Chamber Music Review Print



Western Piedmont Symphony: Chamber Classics V

April 7, 2007 - Hickory, NC:


The Western Piedmont Symphony presented the final concert of its regular chamber music series on Saturday, April 7th at the Episcopal Church of the Ascension in Hickory. The Degas String Quartet, making its first return to Hickory following completion of its three-year residency, was the featured ensemble. Joining original quartet members Simon Ertz, viola, and Philip von Maltzahn, cello, were violinists Timothy Peters and Naho Tsutsui.

The program was given as a benefit for the Greater Hickory Cooperative Christian Ministries, and the audience was asked to bring two or more cans of food as the price of admission.

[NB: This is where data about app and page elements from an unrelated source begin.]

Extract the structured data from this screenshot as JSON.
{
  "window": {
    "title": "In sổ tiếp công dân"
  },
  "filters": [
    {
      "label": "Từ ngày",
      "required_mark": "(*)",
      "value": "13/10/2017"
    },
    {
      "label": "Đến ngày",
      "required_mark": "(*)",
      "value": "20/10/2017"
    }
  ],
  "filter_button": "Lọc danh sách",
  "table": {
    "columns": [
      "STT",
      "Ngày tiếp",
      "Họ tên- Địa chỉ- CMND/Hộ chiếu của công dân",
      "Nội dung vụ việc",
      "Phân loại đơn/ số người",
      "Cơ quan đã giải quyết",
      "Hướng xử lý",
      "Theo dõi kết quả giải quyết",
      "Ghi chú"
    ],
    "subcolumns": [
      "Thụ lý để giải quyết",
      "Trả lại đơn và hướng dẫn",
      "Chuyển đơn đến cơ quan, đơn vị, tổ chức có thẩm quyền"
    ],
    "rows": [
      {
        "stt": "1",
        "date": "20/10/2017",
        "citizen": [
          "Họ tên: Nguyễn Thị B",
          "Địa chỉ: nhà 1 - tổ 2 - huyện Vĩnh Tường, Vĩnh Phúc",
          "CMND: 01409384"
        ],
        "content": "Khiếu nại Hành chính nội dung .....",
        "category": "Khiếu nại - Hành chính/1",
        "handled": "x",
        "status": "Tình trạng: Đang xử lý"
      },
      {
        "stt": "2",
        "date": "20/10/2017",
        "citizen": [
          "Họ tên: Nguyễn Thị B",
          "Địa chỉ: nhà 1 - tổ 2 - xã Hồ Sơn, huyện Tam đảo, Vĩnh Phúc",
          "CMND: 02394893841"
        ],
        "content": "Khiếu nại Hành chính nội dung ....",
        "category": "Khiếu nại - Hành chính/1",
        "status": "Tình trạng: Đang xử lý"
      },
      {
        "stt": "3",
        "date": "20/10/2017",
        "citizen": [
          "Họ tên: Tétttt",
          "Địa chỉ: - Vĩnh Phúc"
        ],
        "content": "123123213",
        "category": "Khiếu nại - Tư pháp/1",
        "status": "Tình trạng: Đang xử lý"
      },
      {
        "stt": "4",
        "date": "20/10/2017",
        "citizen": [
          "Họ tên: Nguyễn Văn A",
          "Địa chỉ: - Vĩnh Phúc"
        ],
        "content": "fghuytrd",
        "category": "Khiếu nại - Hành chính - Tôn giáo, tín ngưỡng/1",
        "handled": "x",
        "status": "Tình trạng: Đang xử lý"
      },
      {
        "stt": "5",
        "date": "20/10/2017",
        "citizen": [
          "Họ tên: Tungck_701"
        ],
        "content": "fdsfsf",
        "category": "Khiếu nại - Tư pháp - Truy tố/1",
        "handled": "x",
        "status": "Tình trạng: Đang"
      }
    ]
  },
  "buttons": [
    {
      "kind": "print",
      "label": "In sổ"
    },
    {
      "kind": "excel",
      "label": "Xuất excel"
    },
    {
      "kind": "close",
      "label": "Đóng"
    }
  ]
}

The entire program was devoted to “The Seven Last Words of Our Saviour on the Cross” by Franz Josef Haydn (1732-1809). The work was written in 1786 on a commission from the canon of the Cathedral of Cádiz, Spain, to be performed on Good Friday of the next year. It consists of an introduction and seven solemn meditations, which were intended to serve as interludes between sermons built around the events of the Crucifixion.

Haydn originally wrote the “Seven Last Words” for a full orchestra, and at the same time he made an arrangement for string quartet. He also oversaw the publishing of a piano reduction the same year. Almost ten years later, he produced an oratorio version for chorus and orchestra. Thus, there now exist four different versions.

This performance, of course, was the one for string quartet. Between each section of the work, the biblical text corresponding to the title of each movement was read, followed by a short biblical meditation. The readers for the evening were Jim Roane, Suzanne Garrett, and John Gordon Ross.

Haydn’s score is a painstaking treatment of varying degrees of slowness: adagio, grave, largo and lento (slow, solemn, very slow, and slow). The final section, following the last work, is presto (very fast), and is a vivid musical depiction of the earthquake that is said to have followed the death of Christ.

The Degas Quartet portrayed all of the sections with pathos and solemnity suitable for the occasion. The last movement was played as if all hell had broken loose, which, indeed, is said to have been the case.

There is always concern when an established ensemble takes on new members. In this case, the fit seemed perfect. Their styles, sounds, and instruments blended well. Hopefully, this can become a permanent arrangement for the Degas Quartet. We look forward to a continuing relationship in the Hickory area with this fine ensemble.